Recent research has shown that smartphones really are a traveller’s best friend and, thanks to recent advancements in technology, organisations are also befriending them more than ever.
Last week, a survey from TripIt, the leading mobile travel organiser from Concur, has shown that travellers find it much easier, and are more comfortable, staying in touch with their partners back home thanks to the variety of technology that’s accessible through their smartphones.
Just 17% of TripIt respondents said they still found it difficult to stay in touch with home when travelling on business. And just 8% continue to find it stressful to say goodbye to their partners. Instead they are finding comfort in their smartphones, which allow them to stay in constant contact whether through regular phone calls, video calls, email, text messages and social networking.
88% of travellers make phone calls to stay in touch with back home, 47% use video calls, 85% texts and 72% email. Despite having the same access to technology, those staying put don’t seem to have embraced technology in quite the same way with 95% sticking to phone calls and just 37% using video calls, 78% texts and 45% email.
I think what’s important about these figures, which, to some degree, seem to state the obvious, is that connected travellers are no doubt happier, less-stressed travellers, which means their productivity and wellbeing will be leaps and bounds ahead of those travellers who are home sick and suffering because of it and companies will save money as a result.
Mobile technology is not only proving its worth for staying in touch at home, but also when travellers are away.

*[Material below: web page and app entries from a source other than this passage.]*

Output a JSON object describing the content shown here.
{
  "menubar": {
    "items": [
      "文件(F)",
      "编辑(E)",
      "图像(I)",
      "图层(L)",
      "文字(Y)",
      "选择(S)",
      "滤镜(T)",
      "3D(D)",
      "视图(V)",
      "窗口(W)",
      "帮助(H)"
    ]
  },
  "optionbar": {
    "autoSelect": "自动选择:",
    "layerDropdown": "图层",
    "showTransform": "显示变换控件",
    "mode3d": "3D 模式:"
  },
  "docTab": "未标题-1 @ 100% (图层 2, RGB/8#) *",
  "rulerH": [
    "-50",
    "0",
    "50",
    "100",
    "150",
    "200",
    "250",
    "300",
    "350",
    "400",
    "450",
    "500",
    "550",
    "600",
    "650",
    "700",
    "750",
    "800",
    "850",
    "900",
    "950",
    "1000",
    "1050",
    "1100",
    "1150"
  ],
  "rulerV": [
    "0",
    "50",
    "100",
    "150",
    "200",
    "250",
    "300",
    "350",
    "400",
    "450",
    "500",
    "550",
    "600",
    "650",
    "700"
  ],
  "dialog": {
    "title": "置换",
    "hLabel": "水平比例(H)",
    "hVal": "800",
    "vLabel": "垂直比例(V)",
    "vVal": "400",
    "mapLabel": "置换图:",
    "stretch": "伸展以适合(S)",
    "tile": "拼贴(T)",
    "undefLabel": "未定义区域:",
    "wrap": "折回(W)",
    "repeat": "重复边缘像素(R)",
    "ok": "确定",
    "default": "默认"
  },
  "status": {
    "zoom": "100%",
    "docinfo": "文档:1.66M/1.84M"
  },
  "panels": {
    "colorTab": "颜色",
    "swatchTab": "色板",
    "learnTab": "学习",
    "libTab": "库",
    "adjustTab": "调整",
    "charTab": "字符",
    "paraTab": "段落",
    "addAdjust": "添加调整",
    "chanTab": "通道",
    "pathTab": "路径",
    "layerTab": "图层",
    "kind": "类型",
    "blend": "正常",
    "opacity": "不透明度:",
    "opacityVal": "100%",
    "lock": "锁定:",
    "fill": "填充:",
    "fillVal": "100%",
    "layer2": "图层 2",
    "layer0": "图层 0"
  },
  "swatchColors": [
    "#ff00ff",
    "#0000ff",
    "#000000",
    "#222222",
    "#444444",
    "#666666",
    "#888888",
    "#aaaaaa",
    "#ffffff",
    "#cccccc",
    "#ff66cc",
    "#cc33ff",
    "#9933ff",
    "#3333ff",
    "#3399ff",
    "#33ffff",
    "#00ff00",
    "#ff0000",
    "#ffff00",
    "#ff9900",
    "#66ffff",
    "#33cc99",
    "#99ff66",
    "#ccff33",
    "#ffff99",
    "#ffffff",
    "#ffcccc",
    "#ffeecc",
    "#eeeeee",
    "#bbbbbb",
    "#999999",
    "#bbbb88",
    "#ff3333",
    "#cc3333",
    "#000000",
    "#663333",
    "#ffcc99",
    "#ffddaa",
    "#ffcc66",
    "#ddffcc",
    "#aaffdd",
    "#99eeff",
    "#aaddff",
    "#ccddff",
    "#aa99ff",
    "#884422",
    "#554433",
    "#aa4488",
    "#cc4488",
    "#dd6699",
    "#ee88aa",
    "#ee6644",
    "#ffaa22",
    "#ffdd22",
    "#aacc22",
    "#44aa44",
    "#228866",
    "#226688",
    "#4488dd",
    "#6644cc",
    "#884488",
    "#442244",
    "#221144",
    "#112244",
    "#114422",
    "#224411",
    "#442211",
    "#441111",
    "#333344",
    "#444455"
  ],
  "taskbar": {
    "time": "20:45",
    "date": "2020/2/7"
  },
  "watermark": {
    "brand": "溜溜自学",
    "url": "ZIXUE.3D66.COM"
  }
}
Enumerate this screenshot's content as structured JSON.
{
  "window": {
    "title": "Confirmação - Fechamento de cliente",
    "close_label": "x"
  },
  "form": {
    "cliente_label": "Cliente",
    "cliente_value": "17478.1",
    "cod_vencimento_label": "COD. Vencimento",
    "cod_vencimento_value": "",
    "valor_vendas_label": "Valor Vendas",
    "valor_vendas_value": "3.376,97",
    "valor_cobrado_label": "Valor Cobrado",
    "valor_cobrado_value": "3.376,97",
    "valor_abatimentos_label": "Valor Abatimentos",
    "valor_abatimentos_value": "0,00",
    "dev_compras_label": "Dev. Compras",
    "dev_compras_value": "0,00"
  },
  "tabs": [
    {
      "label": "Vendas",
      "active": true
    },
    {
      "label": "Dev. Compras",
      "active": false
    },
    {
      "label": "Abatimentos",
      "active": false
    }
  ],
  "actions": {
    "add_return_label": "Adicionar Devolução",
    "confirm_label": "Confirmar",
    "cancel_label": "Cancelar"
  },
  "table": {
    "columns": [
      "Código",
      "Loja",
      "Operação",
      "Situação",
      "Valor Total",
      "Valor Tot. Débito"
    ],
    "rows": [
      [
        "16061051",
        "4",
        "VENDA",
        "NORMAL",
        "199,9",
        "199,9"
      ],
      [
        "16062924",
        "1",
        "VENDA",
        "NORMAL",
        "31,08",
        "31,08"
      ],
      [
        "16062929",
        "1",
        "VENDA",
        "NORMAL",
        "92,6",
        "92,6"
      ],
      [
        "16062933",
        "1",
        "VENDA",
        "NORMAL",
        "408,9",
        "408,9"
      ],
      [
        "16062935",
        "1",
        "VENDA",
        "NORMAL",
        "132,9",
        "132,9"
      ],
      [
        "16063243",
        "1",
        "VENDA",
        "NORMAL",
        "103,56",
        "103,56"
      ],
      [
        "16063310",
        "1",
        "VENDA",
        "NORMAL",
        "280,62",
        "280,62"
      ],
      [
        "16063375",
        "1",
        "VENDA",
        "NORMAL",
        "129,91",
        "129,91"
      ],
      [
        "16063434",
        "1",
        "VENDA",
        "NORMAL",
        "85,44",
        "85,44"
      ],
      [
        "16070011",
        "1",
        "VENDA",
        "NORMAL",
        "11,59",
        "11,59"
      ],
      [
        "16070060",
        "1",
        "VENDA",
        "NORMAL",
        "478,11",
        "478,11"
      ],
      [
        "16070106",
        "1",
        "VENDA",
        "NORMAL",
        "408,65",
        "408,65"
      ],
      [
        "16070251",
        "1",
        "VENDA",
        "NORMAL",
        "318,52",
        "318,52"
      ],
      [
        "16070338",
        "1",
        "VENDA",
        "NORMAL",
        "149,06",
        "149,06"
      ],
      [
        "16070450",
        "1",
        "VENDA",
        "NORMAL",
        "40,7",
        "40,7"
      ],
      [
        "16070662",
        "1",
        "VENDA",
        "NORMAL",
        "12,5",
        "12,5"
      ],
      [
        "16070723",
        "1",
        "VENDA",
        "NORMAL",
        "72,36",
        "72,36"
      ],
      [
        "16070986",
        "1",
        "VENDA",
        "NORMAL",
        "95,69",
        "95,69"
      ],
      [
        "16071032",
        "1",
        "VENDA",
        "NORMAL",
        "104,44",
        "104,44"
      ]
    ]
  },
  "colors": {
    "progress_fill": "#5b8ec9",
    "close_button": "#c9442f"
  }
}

Social media tools, in particular, enable travellers to stay in touch with their community of trusted contacts and also enable them to hook up with fellow travellers. These can be wide or niche communities, for example, MaidenVoyage.com for women travelling alone.
The next smartphone technology to make a huge impact on travellers’ lives is undoubtedly NFC (near field communication): contactless payments. This is increasingly available and soon it won’t feel strange to make payments through a mobile phone with a chip in it instead of using a credit card. It will, for example, automatically do travel expenses, open hotel room doors and start cars.
And for organisations, smartphone technology is also proving to be worth its weight in gold. NFC, for example, has the potential to save money – lots of money – by encouraging traveller compliance. For example, suggesting you take the underground from the hotel instead of a cab (together with the route), or instead of taking a taxi to a favourite bistro, travellers will be directed towards restaurants in the hotel’s vicinity that are within budget.
The smartphone is already a must-have travelling gadget, over the next 12 months it will become the traveller’s companion. The technology to make that happen already exists – it is just a matter of time before it becomes standard.
David Chapple is event director of the Business Travel Show and is already planning his trip to the GBTA Conference in the UK this August using TripIt and will be glued to his smartphone before, during and after his travels.